Friday, 30 November 2012

Ugandan Maniacs

This is the first time I've copied someone else's appeal into this blog, but the homophobia of the Ugandans is particularly revolting, so I urge readers to follow the link and read and sign the petition.

Does Britain still give aid to Uganda ? If so it may be time to stop.

Sunday, 25 November 2012

An Amateur Meteorologist

I now have my own weather station. See the pictures on my website

Sunday, 18 November 2012

Taxing Companies

Politicians think some international companies are avoiding tax by arranging their finances so that their British operations make either implausibly small profits, or no profits at all.

Profit is hard to pin down because it is a number produced by complicated calculations by accountants. I remember a pupil whose father was a farmer once said to me 'A farmer can be doing quite well and still have zero income'.

My solution is to stop taxing profits, and tax turnover instead. As turnover is much greater than profit, a considerably lower rate should produce the same tax yield, or even a greater tax yield.

Apart from clarity, another advantage of taxing turnover is that taxes would be paid by all companies roughly in proportion to the the services they receive from the government. Unsuccessful and badly run companies would pay more than they do now, and better run companies would often pay less.

I think I may have said much the same thing in this blog several years ago, if so circumstances justify the repetition.

Friday, 16 November 2012

Pension Restored

A week after I complained that my pension payments had stopped, the arrears have been credited to my account, though I still have no idea why the payments were originally stopped.

One thing that struck me  as odd is that phone calls to the help line are free if sent from BT landlines, but not if sent from any other phone, whether landmine or not.

I am tempted to complain about that, but fear that if I do annoyed bureaucrats will retaliate by stopping my pension again.

It feels a bit like living in one of Kafka's novels - we are in the power of an unsympathetic, inscrutable and remorseless machine.

Wednesday, 14 November 2012

Our Kafkaesque Bureaucracy

A few days ago I noticed that the usual weekly payments of my Old Age Pension, as it used to be called and as I still call it, were being made no longer.

I telephoned to ask why, to be told that it was because I had failed to answer letters asking for information.

I said I'd received no such letters and asked what they were about, but received no answer.
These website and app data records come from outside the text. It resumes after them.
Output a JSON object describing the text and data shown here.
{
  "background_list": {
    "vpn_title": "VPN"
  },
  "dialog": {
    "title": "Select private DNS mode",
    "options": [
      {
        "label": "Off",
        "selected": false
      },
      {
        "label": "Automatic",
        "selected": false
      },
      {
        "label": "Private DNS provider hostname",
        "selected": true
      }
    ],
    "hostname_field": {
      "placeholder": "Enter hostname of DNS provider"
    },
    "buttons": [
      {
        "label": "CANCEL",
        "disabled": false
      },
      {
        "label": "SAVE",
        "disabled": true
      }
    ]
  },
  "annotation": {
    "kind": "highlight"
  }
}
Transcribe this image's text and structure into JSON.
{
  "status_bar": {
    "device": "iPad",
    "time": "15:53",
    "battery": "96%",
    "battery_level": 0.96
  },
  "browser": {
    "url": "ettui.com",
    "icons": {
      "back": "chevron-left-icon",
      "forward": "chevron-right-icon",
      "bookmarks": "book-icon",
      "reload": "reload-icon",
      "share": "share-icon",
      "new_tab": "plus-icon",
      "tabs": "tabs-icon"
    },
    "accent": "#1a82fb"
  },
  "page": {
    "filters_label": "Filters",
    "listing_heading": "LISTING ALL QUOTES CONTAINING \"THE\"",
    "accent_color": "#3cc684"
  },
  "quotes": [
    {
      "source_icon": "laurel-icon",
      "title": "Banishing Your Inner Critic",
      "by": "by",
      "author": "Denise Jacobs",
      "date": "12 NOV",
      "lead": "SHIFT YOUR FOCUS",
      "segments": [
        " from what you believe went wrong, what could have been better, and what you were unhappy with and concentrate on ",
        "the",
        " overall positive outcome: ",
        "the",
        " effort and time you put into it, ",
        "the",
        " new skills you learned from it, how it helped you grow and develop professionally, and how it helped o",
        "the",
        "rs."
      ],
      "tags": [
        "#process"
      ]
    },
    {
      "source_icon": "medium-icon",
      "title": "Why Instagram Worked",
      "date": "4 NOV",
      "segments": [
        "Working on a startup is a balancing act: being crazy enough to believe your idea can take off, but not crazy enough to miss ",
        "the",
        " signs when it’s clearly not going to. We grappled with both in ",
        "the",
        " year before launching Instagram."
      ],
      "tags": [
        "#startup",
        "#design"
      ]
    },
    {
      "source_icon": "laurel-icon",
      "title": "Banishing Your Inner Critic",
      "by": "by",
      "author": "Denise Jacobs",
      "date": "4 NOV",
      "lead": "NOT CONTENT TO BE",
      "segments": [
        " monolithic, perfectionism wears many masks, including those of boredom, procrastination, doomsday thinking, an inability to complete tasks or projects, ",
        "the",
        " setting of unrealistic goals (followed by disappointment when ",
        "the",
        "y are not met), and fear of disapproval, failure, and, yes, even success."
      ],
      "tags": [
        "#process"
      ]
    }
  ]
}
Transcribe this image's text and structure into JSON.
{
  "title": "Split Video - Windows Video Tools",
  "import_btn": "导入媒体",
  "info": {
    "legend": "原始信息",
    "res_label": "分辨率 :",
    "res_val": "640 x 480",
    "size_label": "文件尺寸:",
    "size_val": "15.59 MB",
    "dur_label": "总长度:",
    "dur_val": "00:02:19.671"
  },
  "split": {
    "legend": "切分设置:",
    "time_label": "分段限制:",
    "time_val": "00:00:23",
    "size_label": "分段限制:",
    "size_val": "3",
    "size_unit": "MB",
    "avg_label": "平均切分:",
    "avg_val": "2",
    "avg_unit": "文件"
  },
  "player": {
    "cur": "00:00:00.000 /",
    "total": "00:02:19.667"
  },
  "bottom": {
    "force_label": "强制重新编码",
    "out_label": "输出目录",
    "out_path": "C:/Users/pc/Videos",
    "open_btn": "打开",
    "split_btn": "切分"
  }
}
Instead I was told to telephone again, and choose the option about 'change of circumstances'. There was no offer to put me through to the relevant department.

The second call connected me to someone who asked a number of routine questions, none of them involving any information the ministry would not already have, and then promised to restore payments.

When I asked why the payments had been stopped, this chap didn't say anything about unanswered letters, but said that someone must have wanted to check information, and stopping payments is a good way of persuading people to get in touch.

So it may have been a move to save the Government the cost of postage or phone calls. They wanted to check my information, though I can't think why, and wanted to avoid spending money to do so.

I am fortunate in having another pension, and being in good heal;th so that I could deal with the problem. Someone with no income except the state pension could have been in dire straits, especially if payments were stopped  while they were ill in hospital.

Friday, 9 November 2012

A Remarkable Choice of Words

"It's the same; it's just different" said a waitress, offering a substitute after explaining that the wine a friend had ordered was out of stock.

Wednesday, 7 November 2012

The Tyrany of the Photographer

Last weekend I attended a family wedding, held in a church on the South coast of Devon.

Afterwards we were at the mercy of the photographer.

At first he treated us gently, ushering us to and fro outside the church. Then, having accustomed us to obedience, he led us up the hill beside the church. First there were steps, then just a narrow path that eventually turned into a muddy rut leading through a gap in a hedge. I found it hard to keep my footing, and I'm not sure how the bridesmaids managed it at all - they were wearing little white shoes with stiletto heels.

Finally we emerged on a bleak hillside sloping down to the sea. I guess the temperature was around 8 C, with a stiff breeze to add wind chill.

Then we were moved about, arranged and re-arranged, and the poor bridesmaides in sleeveless dresses huddled in their diaphanous shawls.

The photographer on the other hand was very well wrapped up.

I wonder what difference it would have made to the proceedings had he been dressed in just a pair of shorts and and a singlet. Perhaps the stripping of the photographer should be added to the frolics associated with weddings.